TASK DIRECTIONS:
Exact copies of the records below are required.

[Data extracted from a collection]

----

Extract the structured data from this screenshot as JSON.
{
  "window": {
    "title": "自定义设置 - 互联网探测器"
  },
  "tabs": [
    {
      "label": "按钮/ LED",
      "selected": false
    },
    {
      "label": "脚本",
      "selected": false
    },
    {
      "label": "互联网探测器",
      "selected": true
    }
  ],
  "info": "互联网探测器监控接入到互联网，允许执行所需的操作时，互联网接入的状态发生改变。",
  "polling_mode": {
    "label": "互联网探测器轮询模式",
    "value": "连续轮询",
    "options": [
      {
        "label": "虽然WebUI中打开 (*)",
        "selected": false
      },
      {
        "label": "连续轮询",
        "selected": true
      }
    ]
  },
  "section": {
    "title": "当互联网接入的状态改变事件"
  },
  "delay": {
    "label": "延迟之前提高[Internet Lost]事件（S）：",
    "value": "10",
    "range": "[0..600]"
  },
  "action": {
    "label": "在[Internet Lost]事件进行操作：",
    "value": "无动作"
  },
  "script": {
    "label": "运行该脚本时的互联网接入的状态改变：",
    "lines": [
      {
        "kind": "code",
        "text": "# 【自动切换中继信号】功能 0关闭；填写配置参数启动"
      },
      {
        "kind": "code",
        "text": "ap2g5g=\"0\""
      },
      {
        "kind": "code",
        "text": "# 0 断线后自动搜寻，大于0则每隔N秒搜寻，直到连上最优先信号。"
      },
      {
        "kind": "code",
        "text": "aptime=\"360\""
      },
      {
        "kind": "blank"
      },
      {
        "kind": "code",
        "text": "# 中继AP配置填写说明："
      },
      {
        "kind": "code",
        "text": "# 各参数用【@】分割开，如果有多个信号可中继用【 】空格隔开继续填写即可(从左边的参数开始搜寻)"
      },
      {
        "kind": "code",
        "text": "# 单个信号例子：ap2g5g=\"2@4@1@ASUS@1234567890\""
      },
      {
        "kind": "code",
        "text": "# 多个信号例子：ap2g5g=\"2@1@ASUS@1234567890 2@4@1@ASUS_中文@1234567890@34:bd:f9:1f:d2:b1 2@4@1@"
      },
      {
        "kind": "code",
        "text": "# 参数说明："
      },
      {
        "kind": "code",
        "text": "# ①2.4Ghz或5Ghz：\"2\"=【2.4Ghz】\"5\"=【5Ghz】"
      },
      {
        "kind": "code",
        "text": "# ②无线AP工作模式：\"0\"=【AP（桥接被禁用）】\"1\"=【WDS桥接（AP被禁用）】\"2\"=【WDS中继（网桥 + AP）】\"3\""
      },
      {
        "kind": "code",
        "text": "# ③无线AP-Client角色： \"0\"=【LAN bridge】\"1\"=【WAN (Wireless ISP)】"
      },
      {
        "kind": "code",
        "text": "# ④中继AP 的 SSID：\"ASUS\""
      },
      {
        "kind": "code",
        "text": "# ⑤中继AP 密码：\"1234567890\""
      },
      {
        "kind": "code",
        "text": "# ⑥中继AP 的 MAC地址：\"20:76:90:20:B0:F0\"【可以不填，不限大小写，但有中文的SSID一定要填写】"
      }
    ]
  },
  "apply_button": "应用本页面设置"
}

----

REPLY TO THE EXERCISE:
Extract the structured data from this screenshot as JSON.
{
  "window": {
    "title": "自定义设置 - 互联网探测器"
  },
  "tabs": [
    {
      "label": "按钮/ LED",
      "selected": false
    },
    {
      "label": "脚本",
      "selected": false
    },
    {
      "label": "互联网探测器",
      "selected": true
    }
  ],
  "info": "互联网探测器监控接入到互联网，允许执行所需的操作时，互联网接入的状态发生改变。",
  "polling_mode": {
    "label": "互联网探测器轮询模式",
    "value": "连续轮询",
    "options": [
      {
        "label": "虽然WebUI中打开 (*)",
        "selected": false
      },
      {
        "label": "连续轮询",
        "selected": true
      }
    ]
  },
  "section": {
    "title": "当互联网接入的状态改变事件"
  },
  "delay": {
    "label": "延迟之前提高[Internet Lost]事件（S）：",
    "value": "10",
    "range": "[0..600]"
  },
  "action": {
    "label": "在[Internet Lost]事件进行操作：",
    "value": "无动作"
  },
  "script": {
    "label": "运行该脚本时的互联网接入的状态改变：",
    "lines": [
      {
        "kind": "code",
        "text": "# 【自动切换中继信号】功能 0关闭；填写配置参数启动"
      },
      {
        "kind": "code",
        "text": "ap2g5g=\"0\""
      },
      {
        "kind": "code",
        "text": "# 0 断线后自动搜寻，大于0则每隔N秒搜寻，直到连上最优先信号。"
      },
      {
        "kind": "code",
        "text": "aptime=\"360\""
      },
      {
        "kind": "blank"
      },
      {
        "kind": "code",
        "text": "# 中继AP配置填写说明："
      },
      {
        "kind": "code",
        "text": "# 各参数用【@】分割开，如果有多个信号可中继用【 】空格隔开继续填写即可(从左边的参数开始搜寻)"
      },
      {
        "kind": "code",
        "text": "# 单个信号例子：ap2g5g=\"2@4@1@ASUS@1234567890\""
      },
      {
        "kind": "code",
        "text": "# 多个信号例子：ap2g5g=\"2@1@ASUS@1234567890 2@4@1@ASUS_中文@1234567890@34:bd:f9:1f:d2:b1 2@4@1@"
      },
      {
        "kind": "code",
        "text": "# 参数说明："
      },
      {
        "kind": "code",
        "text": "# ①2.4Ghz或5Ghz：\"2\"=【2.4Ghz】\"5\"=【5Ghz】"
      },
      {
        "kind": "code",
        "text": "# ②无线AP工作模式：\"0\"=【AP（桥接被禁用）】\"1\"=【WDS桥接（AP被禁用）】\"2\"=【WDS中继（网桥 + AP）】\"3\""
      },
      {
        "kind": "code",
        "text": "# ③无线AP-Client角色： \"0\"=【LAN bridge】\"1\"=【WAN (Wireless ISP)】"
      },
      {
        "kind": "code",
        "text": "# ④中继AP 的 SSID：\"ASUS\""
      },
      {
        "kind": "code",
        "text": "# ⑤中继AP 密码：\"1234567890\""
      },
      {
        "kind": "code",
        "text": "# ⑥中继AP 的 MAC地址：\"20:76:90:20:B0:F0\"【可以不填，不限大小写，但有中文的SSID一定要填写】"
      }
    ]
  },
  "apply_button": "应用本页面设置"
}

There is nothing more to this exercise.